This essay by Ronald J. Krotoszynski Jr. makes the relatively uncontroversial point that the laws recently passed in Idaho and Oklahoma banning the teaching of critical race theory in public colleges and universities are unconstitutional. Both a veritable mountain of Supreme Court precedent along with constitutional common sense suggest that this would be the case. A serious commitment to public education is simply incompatible with legislation that directs what can and cannot be taught. Although Krotoszynski cites a long history of Supreme Court precedent suggesting that’s the case, I think most of us would know this simply by consulting our own constitutional common sense. In fact, I think the Idaho and Oklahoma legislators know this.
So why pass the legislation? I would suggest that this is symptomatic of a new kind of legislation and understanding of politics, more generally. As Charles Zug argued in his recent Constitutionalist essay, it’s possible to imagine a Trumpian Third Party precisely because Trumpians like Marjorie Taylor Greene don’t seem actually to care about governance. They are more interested instead in provocation and a rhetorical agenda that lands them frequently on Fox News and other right-wing news outlets.

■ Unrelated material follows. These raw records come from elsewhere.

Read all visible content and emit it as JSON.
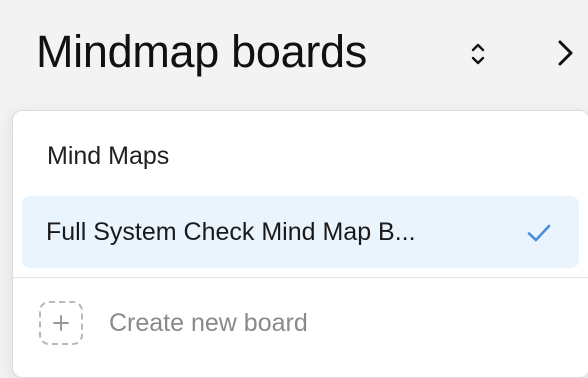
{
  "header": {
    "title": "Mindmap boards",
    "sort_icon": "chevron-up-down-icon",
    "next_icon": "chevron-right-icon"
  },
  "dropdown": {
    "section_label": "Mind Maps",
    "items": [
      {
        "label": "Full System Check Mind Map B...",
        "selected": true,
        "selected_icon": "check-icon"
      }
    ],
    "create": {
      "label": "Create new board",
      "icon": "plus-icon"
    }
  },
  "colors": {
    "selected_background": "#eaf4fd",
    "check_color": "#4a90d9",
    "muted_text": "#8a8a8a"
  }
}
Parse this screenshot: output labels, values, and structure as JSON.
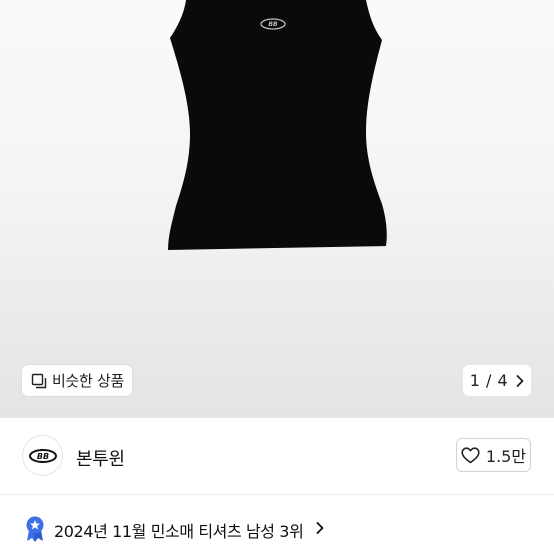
{
  "product": {
    "image_pager": {
      "current": "1",
      "total": "4",
      "label": "1 / 4"
    },
    "similar_products_label": "비슷한 상품"
  },
  "shop": {
    "name": "본투윈",
    "likes": "1.5만",
    "like_icon": "heart-outline-icon"
  },
  "ranking": {
    "text": "2024년 11월 민소매 티셔츠 남성 3위",
    "badge_color": "#3d6fe8"
  },
  "colors": {
    "garment": "#0a0a0a",
    "accent": "#3d6fe8"
  }
}
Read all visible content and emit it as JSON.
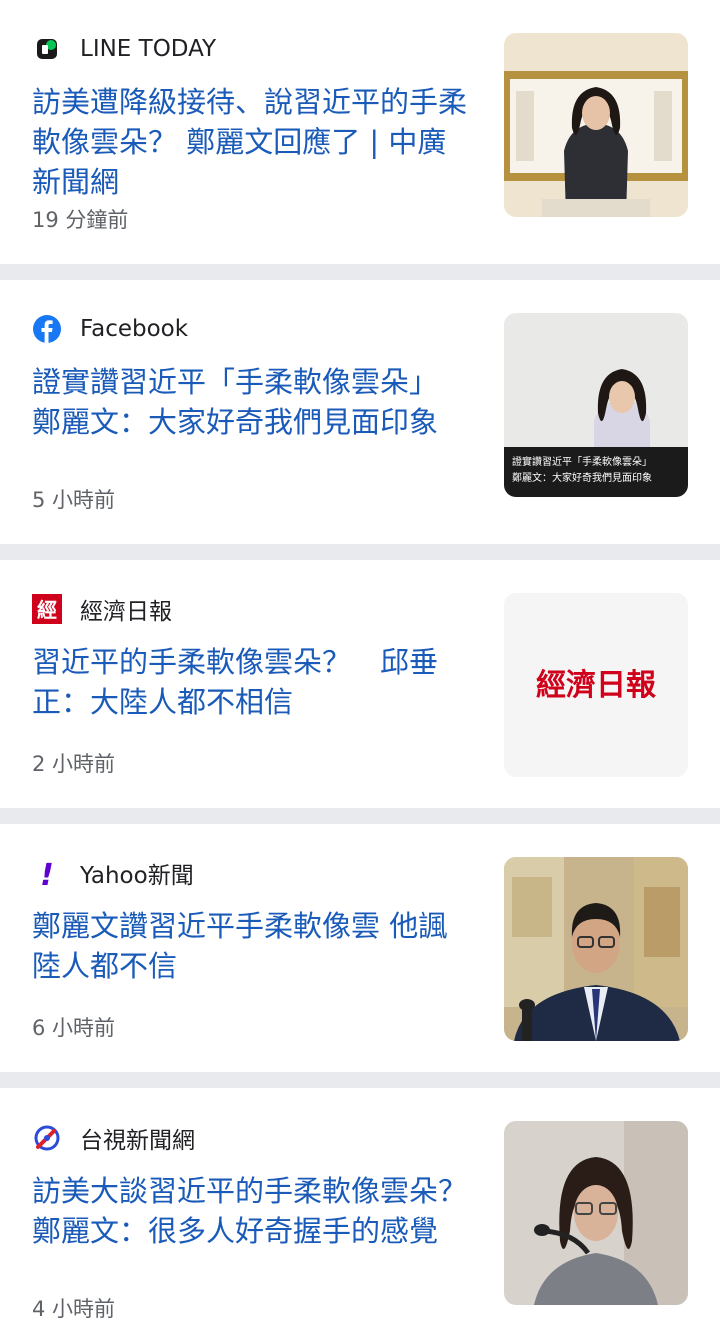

Although, at the national level, this kind of provocation might lead to attempts by Greene and her allies to introduce symbolic legislation, they do not have the power actually to pass it. By contrast, overwhelmingly Republican legislatures like Idaho and Oklahoma do have that power. I would suggest, however, that they pass this legislation as a rhetorical device rather than as a real attempt to change policy. Most of them do not actually believe they can do this, nor, I suspect, would they even want to. Instead, they have erected what is seemingly a significant symbol of their opposition to critical race theory. Their legislation puts them on Fox News but they have no real intention of changing policy.
Although our constitutional republic has for the most part been able to avoid this, it is one of the essential democratic problems. Democracies have always been systematically irresponsible in the way they exercise their governing authority. They govern with a view to the applause of the people rather than to effect substantive policy change; because the people can’t often tell the difference between these two things, democratic legislators who do it don’t get punished for their irresponsibility. Understanding precisely this about democracy, the founders created a compound republic that would rationalize democratic power. But, if this irresponsible use of legislative power persists, it may be hard to pull us away from the abyss of democratic irresponsibility.